Alexander Revisited: The Final Cut
Frankly unwatchable toga soap about Macedonian general-king Alexander the Great, with Oliver Stone twisting the ‘epic’ knob so far up that all you get is feedback drowning out what could have been a compelling historical drama.

Colin Farrell is kind of okay, there are some impressively staged battle scenes, and the bits trying to illustrate Alexander’s tactics are better than many similar film sequences, but overall it’s just unconvincing, dull, overblown.

Ted Bundy
On the other hand, Ted Bundy by Matthew Bright (who did the sparky, modern-day take on ‘Little Red Riding Hood’, Freeway) delivers a top little real life serial killer biopic for a fraction of Stone’s budget.

Following the facts of the case pretty accurately, Bright and his lead actor Michael Reilly Burke excel at conveying Bundy’s narcissism and brittle charisma. The brutality is not shied away from, though it is leavened by some particularly dark humour.

A Week In Film #157: Quiet bidets

Finding Nemo
Pixar film. Motherless fish gets separated from dad. Tries to get back home. Quite good.

Jaws
Spielberg’s breakthrough picture – a crap-looking fake killer shark, judicious fast editing, that music, just the right number of fake climaxes, a fine Hitchcock zoom, a perfect trio of leads… That’s some bad hat, Harry!

Hannibal
Perhaps it’s because it doesn’t have the overfamiliarity of Silence Of The Lambs, but I think I may prefer this Starling/Lector murder porn over its predecessor.

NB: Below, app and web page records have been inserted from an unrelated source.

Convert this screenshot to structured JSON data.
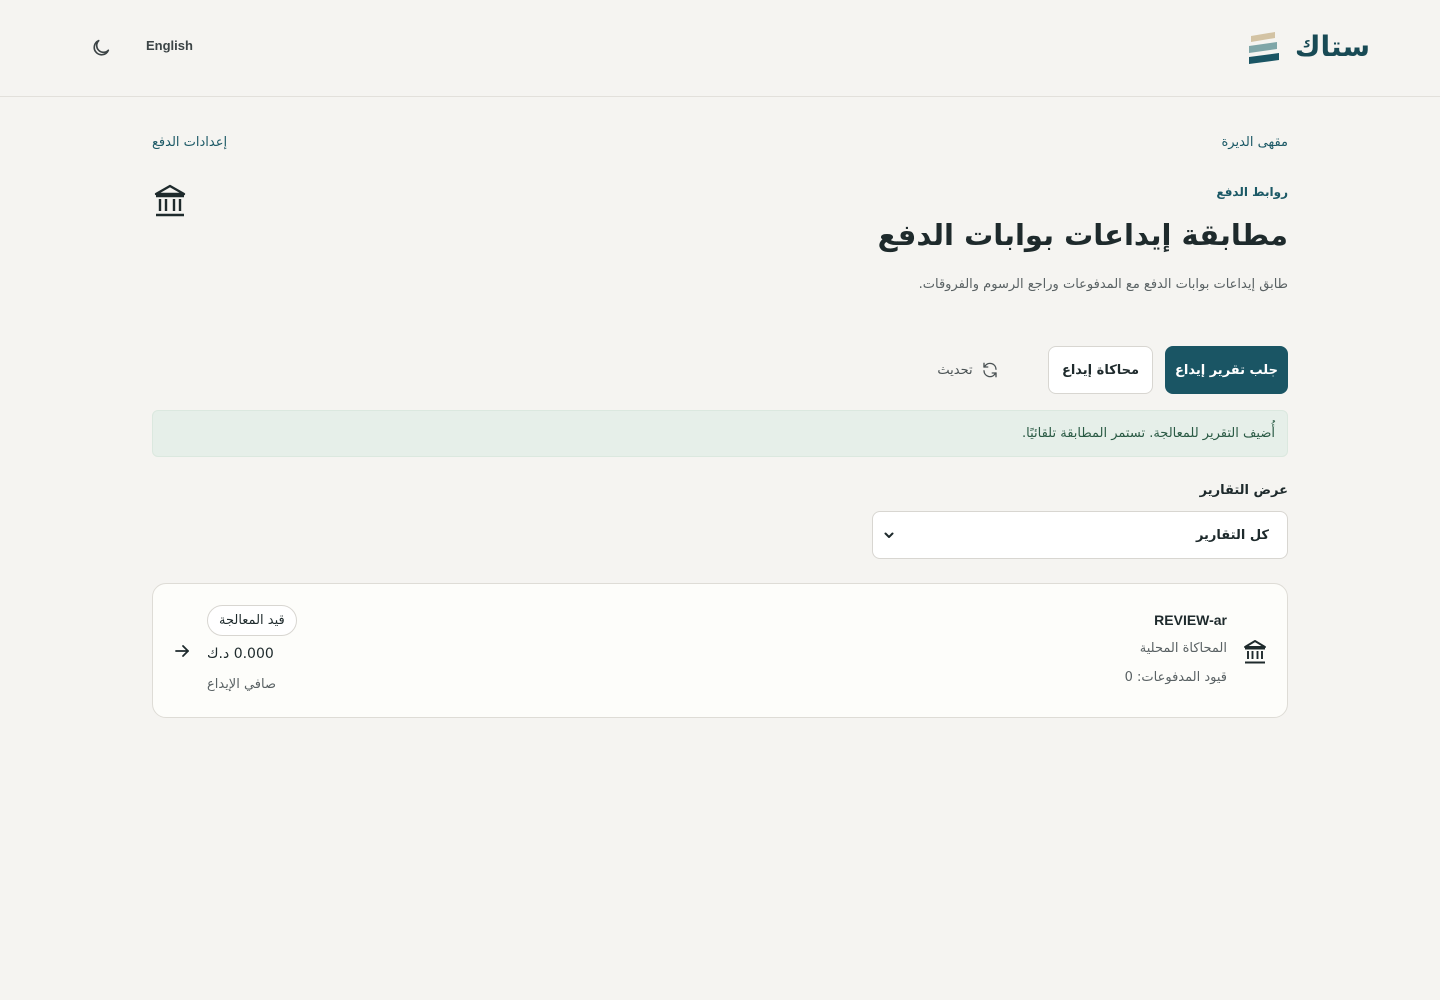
{
  "header": {
    "brand": "ستاك",
    "language_toggle": "English",
    "theme_icon": "moon-icon"
  },
  "breadcrumb": {
    "merchant": "مقهى الديرة",
    "settings_link": "إعدادات الدفع"
  },
  "page": {
    "eyebrow": "روابط الدفع",
    "title": "مطابقة إيداعات بوابات الدفع",
    "subtitle": "طابق إيداعات بوابات الدفع مع المدفوعات وراجع الرسوم والفروقات.",
    "hero_icon": "bank-icon"
  },
  "actions": {
    "fetch_report": "جلب تقرير إيداع",
    "simulate_deposit": "محاكاة إيداع",
    "refresh": "تحديث"
  },
  "alert": {
    "message": "أُضيف التقرير للمعالجة. تستمر المطابقة تلقائيًا."
  },
  "filter": {
    "label": "عرض التقارير",
    "selected": "كل التقارير"
  },
  "reports": [
    {
      "reference": "REVIEW-ar",
      "provider": "المحاكاة المحلية",
      "payment_entries": "قيود المدفوعات: 0",
      "status": "قيد المعالجة",
      "amount": "0.000 د.ك",
      "amount_label": "صافي الإيداع"
    }
  ],
  "colors": {
    "primary": "#1a5564",
    "background": "#f5f4f1",
    "alert_bg": "#e6efe9",
    "brand_accent": "#c8b89a"
  }
}
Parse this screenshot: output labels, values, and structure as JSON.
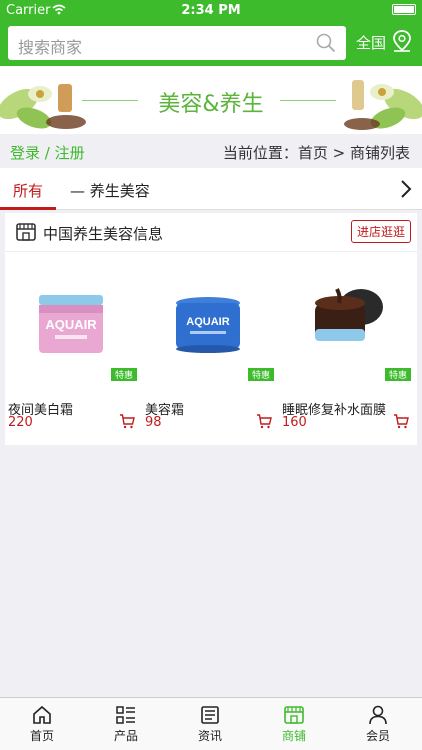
{
  "status": {
    "carrier": "Carrier",
    "time": "2:34 PM"
  },
  "header": {
    "search_placeholder": "搜索商家",
    "region": "全国"
  },
  "banner": {
    "title": "美容&养生"
  },
  "locbar": {
    "login": "登录 / 注册",
    "location": "当前位置：首页 > 商铺列表"
  },
  "tabs": {
    "all": "所有",
    "beauty": "— 养生美容"
  },
  "shop": {
    "title": "中国养生美容信息",
    "enter": "进店逛逛"
  },
  "products": [
    {
      "name": "夜间美白霜",
      "price": "220",
      "tag": "特惠",
      "brand": "AQUAIR"
    },
    {
      "name": "美容霜",
      "price": "98",
      "tag": "特惠",
      "brand": "AQUAIR"
    },
    {
      "name": "睡眠修复补水面膜",
      "price": "160",
      "tag": "特惠"
    }
  ],
  "tabbar": [
    {
      "label": "首页",
      "icon": "home-icon"
    },
    {
      "label": "产品",
      "icon": "list-icon"
    },
    {
      "label": "资讯",
      "icon": "news-icon"
    },
    {
      "label": "商铺",
      "icon": "store-icon",
      "active": true
    },
    {
      "label": "会员",
      "icon": "user-icon"
    }
  ],
  "colors": {
    "brand": "#3dbb2c",
    "accent": "#c21b1b"
  }
}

Julianne Moore is, dare I say it, more enjoyable than Jodie Foster, and better suits the whole absurd grand guignol goings on – Verger, Pazzi, Krendler and all those pigs… Talking of pork, Hopko stinks the place up with fetid ham aromas as usual, but it’s more forgivable with this sort of nonsense.

The Trouble With Harry
One of my favourite Hitchcocks – a sweet story of some small-town folks and a corpse. Simply delightful.

The Omen
The original! The best! Antichrist, jackal-mother, crazed priest, nosey pap, angry apes, tricycle-and-goldfish-bowl gag, falling spire, flying glass…

What’s not to like? Pulp filmmaking at its best. Take a bow, Richard Donner.

A Week In Film #156: Shhh

Spy Sorge
Japanese New Wave dude Masahiro Shinoda takes on the fascinating story of Richard Sorge, a German communist who spied for the Soviets in Japan during the Second World War.

For the most part a conventionally pieced together film, Shinoda relies more on the story itself than any flashy tricks (though there is a slight fracture in the linear narrative to really reel us in at the start). Iain Glen seems to nail Sorge, a man whose nerves must have been frayed after years of pretending to be a Nazi as part of his cover.

For Queen & Country
Early lead role for Denzel Washington as a Falklands veteran adrift in Thatcher’s Britain, who discovers that despite having fought and nearly died for his country, because he was born in the West Indies, he is treated as a foreigner in his own land.

It’s something of a melodrama, but first-time director Martin Stellman (who penned Defence Of The Realm) marshals things competently, and there are some strong performances from Dorian Healy, as a wounded, probably PTSD-stricken former comrade-in-arms, and Amanda Redman as the woman he comes to trust. Bruce Payne as a drug-dealing old friend is perhaps a little over the top, but solid background work from the likes of Frank Harper and Ken Stott help keep it anchored (for the most part). Basically rather depressing.